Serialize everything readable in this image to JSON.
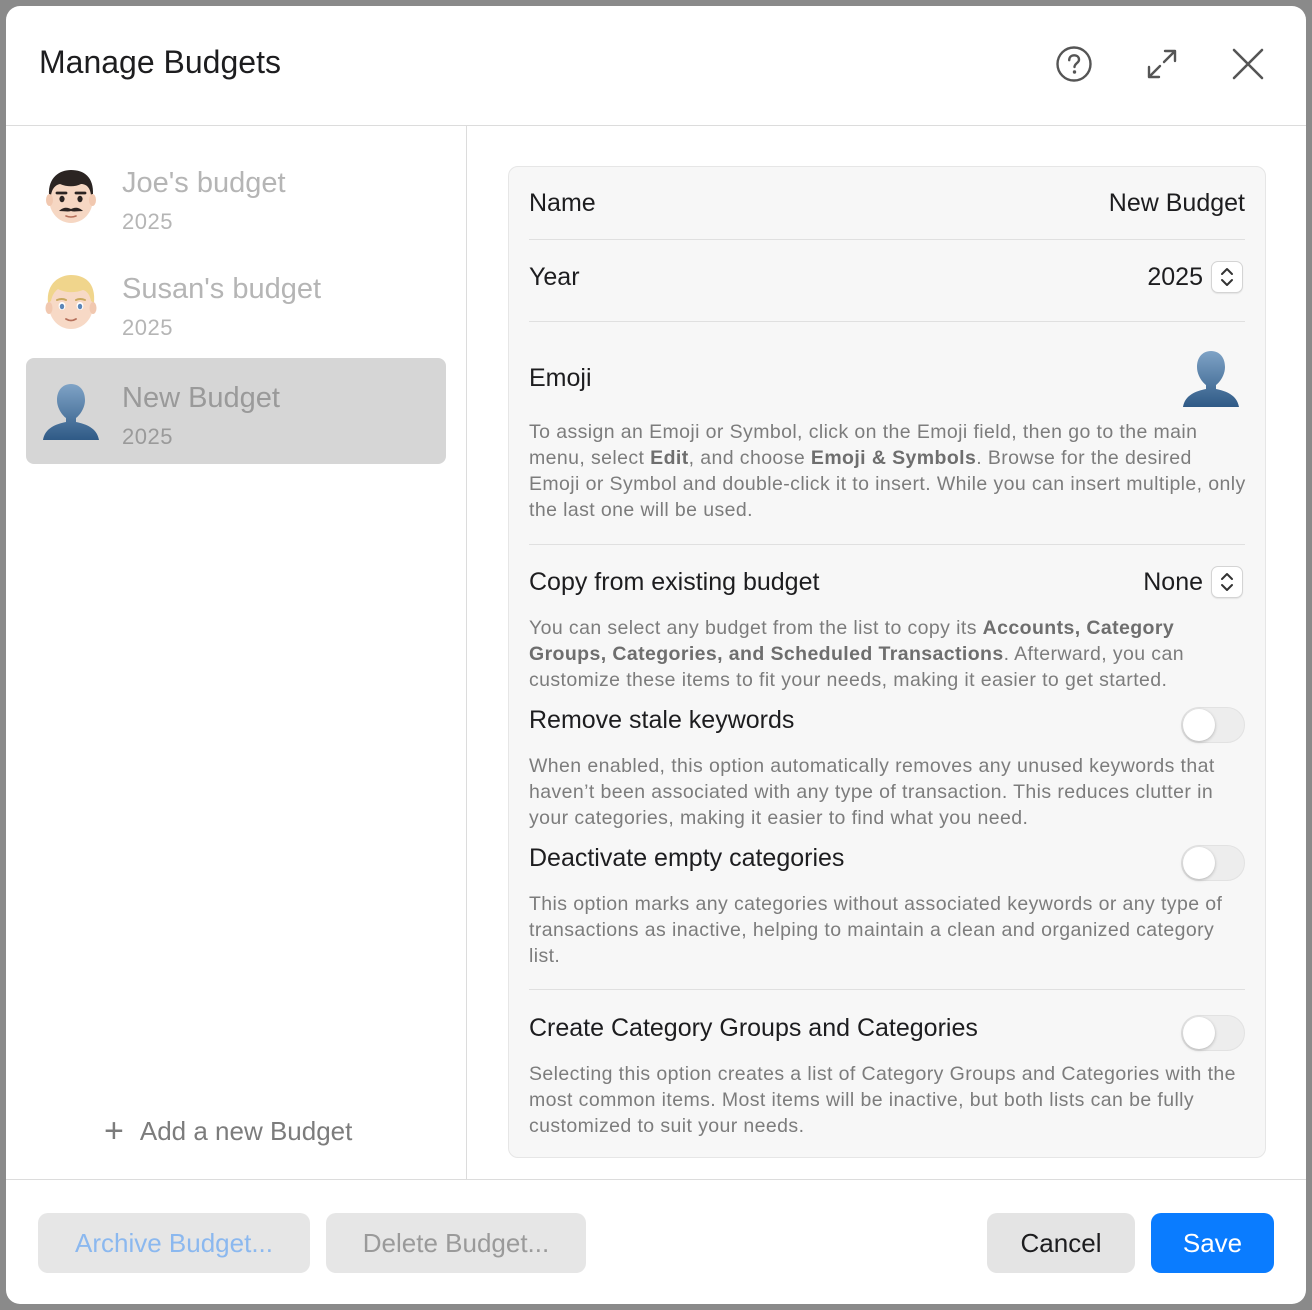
{
  "window": {
    "title": "Manage Budgets"
  },
  "header_icons": [
    "help-icon",
    "expand-icon",
    "close-icon"
  ],
  "sidebar": {
    "items": [
      {
        "name": "Joe's budget",
        "year": "2025",
        "avatar": "man-mustache-emoji",
        "selected": false
      },
      {
        "name": "Susan's budget",
        "year": "2025",
        "avatar": "blond-person-emoji",
        "selected": false
      },
      {
        "name": "New Budget",
        "year": "2025",
        "avatar": "bust-silhouette-emoji",
        "selected": true
      }
    ],
    "add_label": "Add a new Budget"
  },
  "form": {
    "name_label": "Name",
    "name_value": "New Budget",
    "year_label": "Year",
    "year_value": "2025",
    "emoji_label": "Emoji",
    "emoji_value": "bust-silhouette-emoji",
    "emoji_desc": {
      "p1": "To assign an Emoji or Symbol, click on the Emoji field, then go to the main menu, select ",
      "b1": "Edit",
      "p2": ", and choose ",
      "b2": "Emoji & Symbols",
      "p3": ". Browse for the desired Emoji or Symbol and double-click it to insert. While you can insert multiple, only the last one will be used."
    },
    "copy_label": "Copy from existing budget",
    "copy_value": "None",
    "copy_desc": {
      "p1": "You can select any budget from the list to copy its ",
      "b1": "Accounts, Category Groups, Categories, and Scheduled Transactions",
      "p2": ". Afterward, you can customize these items to fit your needs, making it easier to get started."
    },
    "stale_label": "Remove stale keywords",
    "stale_desc": "When enabled, this option automatically removes any unused keywords that haven’t been associated with any type of transaction. This reduces clutter in your categories, making it easier to find what you need.",
    "stale_enabled": false,
    "deactivate_label": "Deactivate empty categories",
    "deactivate_desc": "This option marks any categories without associated keywords or any type of transactions as inactive, helping to maintain a clean and organized category list.",
    "deactivate_enabled": false,
    "create_label": "Create Category Groups and Categories",
    "create_desc": "Selecting this option creates a list of Category Groups and Categories with the most common items. Most items will be inactive, but both lists can be fully customized to suit your needs.",
    "create_enabled": false
  },
  "footer": {
    "archive_label": "Archive Budget...",
    "delete_label": "Delete Budget...",
    "cancel_label": "Cancel",
    "save_label": "Save"
  },
  "colors": {
    "accent": "#0a7cff",
    "selected_row": "#d6d6d6",
    "archive_text": "#8bb8ef"
  }
}
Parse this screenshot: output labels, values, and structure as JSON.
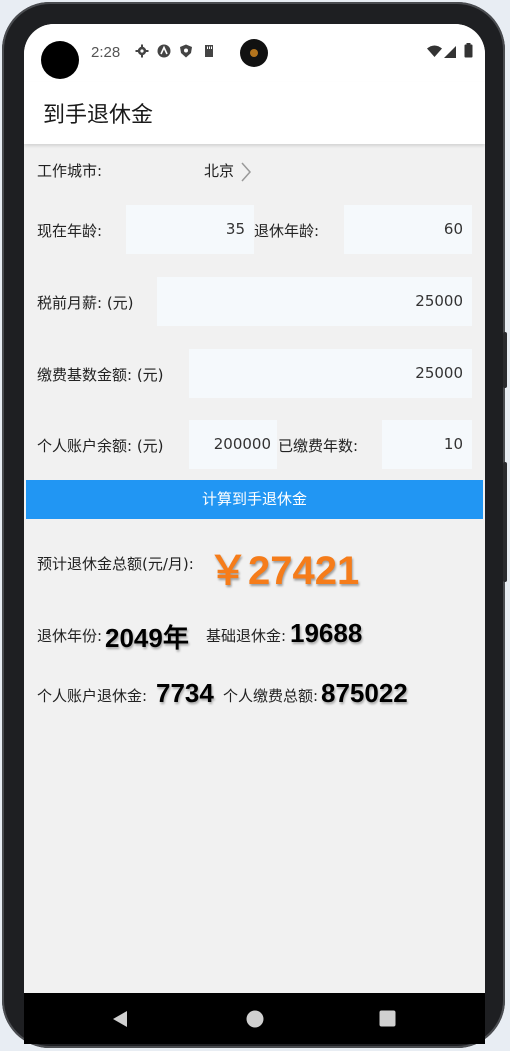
{
  "status_bar": {
    "time": "2:28"
  },
  "app_bar": {
    "title": "到手退休金"
  },
  "form": {
    "city_label": "工作城市:",
    "city_value": "北京",
    "age_label": "现在年龄:",
    "age_value": "35",
    "retire_age_label": "退休年龄:",
    "retire_age_value": "60",
    "salary_label": "税前月薪: (元)",
    "salary_value": "25000",
    "base_label": "缴费基数金额: (元)",
    "base_value": "25000",
    "account_label": "个人账户余额: (元)",
    "account_value": "200000",
    "paid_years_label": "已缴费年数:",
    "paid_years_value": "10",
    "calc_button": "计算到手退休金"
  },
  "results": {
    "total_label": "预计退休金总额(元/月):",
    "total_value": "￥27421",
    "retire_year_label": "退休年份:",
    "retire_year_value": "2049年",
    "basic_label": "基础退休金:",
    "basic_value": "19688",
    "personal_label": "个人账户退休金:",
    "personal_value": "7734",
    "paid_total_label": "个人缴费总额:",
    "paid_total_value": "875022"
  },
  "colors": {
    "accent": "#2196f3",
    "total": "#f57c1a"
  },
  "icons": [
    "settings-icon",
    "assistant-icon",
    "shield-icon",
    "sd-card-icon",
    "wifi-icon",
    "signal-icon",
    "battery-icon",
    "chevron-right-icon",
    "back-icon",
    "home-icon",
    "recents-icon"
  ]
}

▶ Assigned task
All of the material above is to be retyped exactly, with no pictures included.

▶ Exercise result
Serialize everything readable in this image to JSON.
{
  "window": {
    "title": "Manage Budgets"
  },
  "header_icons": [
    "help-icon",
    "expand-icon",
    "close-icon"
  ],
  "sidebar": {
    "items": [
      {
        "name": "Joe's budget",
        "year": "2025",
        "avatar": "man-mustache-emoji",
        "selected": false
      },
      {
        "name": "Susan's budget",
        "year": "2025",
        "avatar": "blond-person-emoji",
        "selected": false
      },
      {
        "name": "New Budget",
        "year": "2025",
        "avatar": "bust-silhouette-emoji",
        "selected": true
      }
    ],
    "add_label": "Add a new Budget"
  },
  "form": {
    "name_label": "Name",
    "name_value": "New Budget",
    "year_label": "Year",
    "year_value": "2025",
    "emoji_label": "Emoji",
    "emoji_value": "bust-silhouette-emoji",
    "emoji_desc": {
      "p1": "To assign an Emoji or Symbol, click on the Emoji field, then go to the main menu, select ",
      "b1": "Edit",
      "p2": ", and choose ",
      "b2": "Emoji & Symbols",
      "p3": ". Browse for the desired Emoji or Symbol and double-click it to insert. While you can insert multiple, only the last one will be used."
    },
    "copy_label": "Copy from existing budget",
    "copy_value": "None",
    "copy_desc": {
      "p1": "You can select any budget from the list to copy its ",
      "b1": "Accounts, Category Groups, Categories, and Scheduled Transactions",
      "p2": ". Afterward, you can customize these items to fit your needs, making it easier to get started."
    },
    "stale_label": "Remove stale keywords",
    "stale_desc": "When enabled, this option automatically removes any unused keywords that haven’t been associated with any type of transaction. This reduces clutter in your categories, making it easier to find what you need.",
    "stale_enabled": false,
    "deactivate_label": "Deactivate empty categories",
    "deactivate_desc": "This option marks any categories without associated keywords or any type of transactions as inactive, helping to maintain a clean and organized category list.",
    "deactivate_enabled": false,
    "create_label": "Create Category Groups and Categories",
    "create_desc": "Selecting this option creates a list of Category Groups and Categories with the most common items. Most items will be inactive, but both lists can be fully customized to suit your needs.",
    "create_enabled": false
  },
  "footer": {
    "archive_label": "Archive Budget...",
    "delete_label": "Delete Budget...",
    "cancel_label": "Cancel",
    "save_label": "Save"
  },
  "colors": {
    "accent": "#0a7cff",
    "selected_row": "#d6d6d6",
    "archive_text": "#8bb8ef"
  }
}
Parse this screenshot: output labels, values, and structure as JSON.
{
  "status_bar": {
    "time": "2:28"
  },
  "app_bar": {
    "title": "到手退休金"
  },
  "form": {
    "city_label": "工作城市:",
    "city_value": "北京",
    "age_label": "现在年龄:",
    "age_value": "35",
    "retire_age_label": "退休年龄:",
    "retire_age_value": "60",
    "salary_label": "税前月薪: (元)",
    "salary_value": "25000",
    "base_label": "缴费基数金额: (元)",
    "base_value": "25000",
    "account_label": "个人账户余额: (元)",
    "account_value": "200000",
    "paid_years_label": "已缴费年数:",
    "paid_years_value": "10",
    "calc_button": "计算到手退休金"
  },
  "results": {
    "total_label": "预计退休金总额(元/月):",
    "total_value": "￥27421",
    "retire_year_label": "退休年份:",
    "retire_year_value": "2049年",
    "basic_label": "基础退休金:",
    "basic_value": "19688",
    "personal_label": "个人账户退休金:",
    "personal_value": "7734",
    "paid_total_label": "个人缴费总额:",
    "paid_total_value": "875022"
  },
  "colors": {
    "accent": "#2196f3",
    "total": "#f57c1a"
  },
  "icons": [
    "settings-icon",
    "assistant-icon",
    "shield-icon",
    "sd-card-icon",
    "wifi-icon",
    "signal-icon",
    "battery-icon",
    "chevron-right-icon",
    "back-icon",
    "home-icon",
    "recents-icon"
  ]
}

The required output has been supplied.